▶ INSTRUCTIONS FOR THE TASK
A word-for-word copy of the listing is what's needed; leave out every image.

[[ DATA EXTRACTS open ]]

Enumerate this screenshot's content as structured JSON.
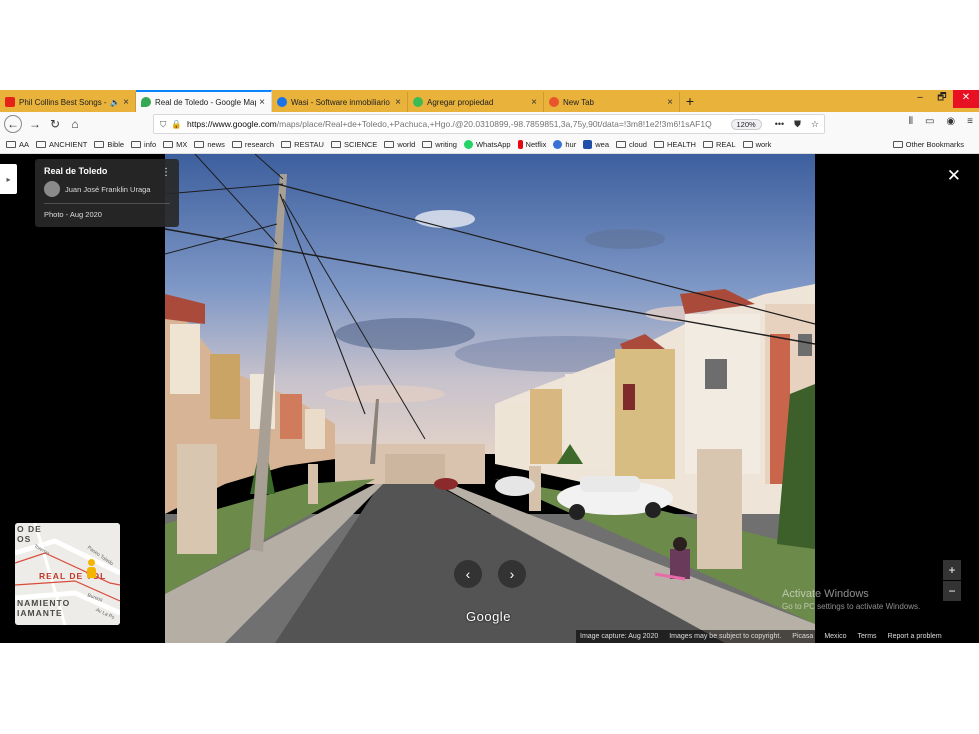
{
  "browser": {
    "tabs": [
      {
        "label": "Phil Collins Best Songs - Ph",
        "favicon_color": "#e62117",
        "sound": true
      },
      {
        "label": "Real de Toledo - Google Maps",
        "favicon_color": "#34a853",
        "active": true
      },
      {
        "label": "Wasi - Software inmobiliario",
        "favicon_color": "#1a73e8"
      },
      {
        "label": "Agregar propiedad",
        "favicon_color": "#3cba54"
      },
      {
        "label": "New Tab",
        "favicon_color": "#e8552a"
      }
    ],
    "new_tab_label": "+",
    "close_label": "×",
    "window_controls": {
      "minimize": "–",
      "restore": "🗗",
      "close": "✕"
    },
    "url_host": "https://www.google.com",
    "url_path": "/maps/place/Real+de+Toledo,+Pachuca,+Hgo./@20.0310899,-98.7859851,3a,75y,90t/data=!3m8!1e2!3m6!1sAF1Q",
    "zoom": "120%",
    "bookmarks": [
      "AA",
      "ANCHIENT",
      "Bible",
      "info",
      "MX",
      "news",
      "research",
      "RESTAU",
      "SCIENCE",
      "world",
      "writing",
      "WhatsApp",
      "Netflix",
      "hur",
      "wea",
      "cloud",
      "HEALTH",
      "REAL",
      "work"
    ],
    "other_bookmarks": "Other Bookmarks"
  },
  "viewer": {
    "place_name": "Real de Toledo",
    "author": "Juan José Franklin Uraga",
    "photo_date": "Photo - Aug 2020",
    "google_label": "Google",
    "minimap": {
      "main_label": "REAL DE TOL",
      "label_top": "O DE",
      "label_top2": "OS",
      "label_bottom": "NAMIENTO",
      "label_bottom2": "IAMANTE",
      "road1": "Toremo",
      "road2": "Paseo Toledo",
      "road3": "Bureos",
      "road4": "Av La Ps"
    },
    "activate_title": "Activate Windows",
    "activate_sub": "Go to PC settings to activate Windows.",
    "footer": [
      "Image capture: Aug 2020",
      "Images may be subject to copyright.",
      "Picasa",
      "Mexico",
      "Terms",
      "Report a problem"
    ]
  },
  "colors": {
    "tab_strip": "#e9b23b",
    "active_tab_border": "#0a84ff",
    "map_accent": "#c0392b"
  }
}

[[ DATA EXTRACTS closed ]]

▶ TASK SOLUTION
Enumerate this screenshot's content as structured JSON.
{
  "browser": {
    "tabs": [
      {
        "label": "Phil Collins Best Songs - Ph",
        "favicon_color": "#e62117",
        "sound": true
      },
      {
        "label": "Real de Toledo - Google Maps",
        "favicon_color": "#34a853",
        "active": true
      },
      {
        "label": "Wasi - Software inmobiliario",
        "favicon_color": "#1a73e8"
      },
      {
        "label": "Agregar propiedad",
        "favicon_color": "#3cba54"
      },
      {
        "label": "New Tab",
        "favicon_color": "#e8552a"
      }
    ],
    "new_tab_label": "+",
    "close_label": "×",
    "window_controls": {
      "minimize": "–",
      "restore": "🗗",
      "close": "✕"
    },
    "url_host": "https://www.google.com",
    "url_path": "/maps/place/Real+de+Toledo,+Pachuca,+Hgo./@20.0310899,-98.7859851,3a,75y,90t/data=!3m8!1e2!3m6!1sAF1Q",
    "zoom": "120%",
    "bookmarks": [
      "AA",
      "ANCHIENT",
      "Bible",
      "info",
      "MX",
      "news",
      "research",
      "RESTAU",
      "SCIENCE",
      "world",
      "writing",
      "WhatsApp",
      "Netflix",
      "hur",
      "wea",
      "cloud",
      "HEALTH",
      "REAL",
      "work"
    ],
    "other_bookmarks": "Other Bookmarks"
  },
  "viewer": {
    "place_name": "Real de Toledo",
    "author": "Juan José Franklin Uraga",
    "photo_date": "Photo - Aug 2020",
    "google_label": "Google",
    "minimap": {
      "main_label": "REAL DE TOL",
      "label_top": "O DE",
      "label_top2": "OS",
      "label_bottom": "NAMIENTO",
      "label_bottom2": "IAMANTE",
      "road1": "Toremo",
      "road2": "Paseo Toledo",
      "road3": "Bureos",
      "road4": "Av La Ps"
    },
    "activate_title": "Activate Windows",
    "activate_sub": "Go to PC settings to activate Windows.",
    "footer": [
      "Image capture: Aug 2020",
      "Images may be subject to copyright.",
      "Picasa",
      "Mexico",
      "Terms",
      "Report a problem"
    ]
  },
  "colors": {
    "tab_strip": "#e9b23b",
    "active_tab_border": "#0a84ff",
    "map_accent": "#c0392b"
  }
}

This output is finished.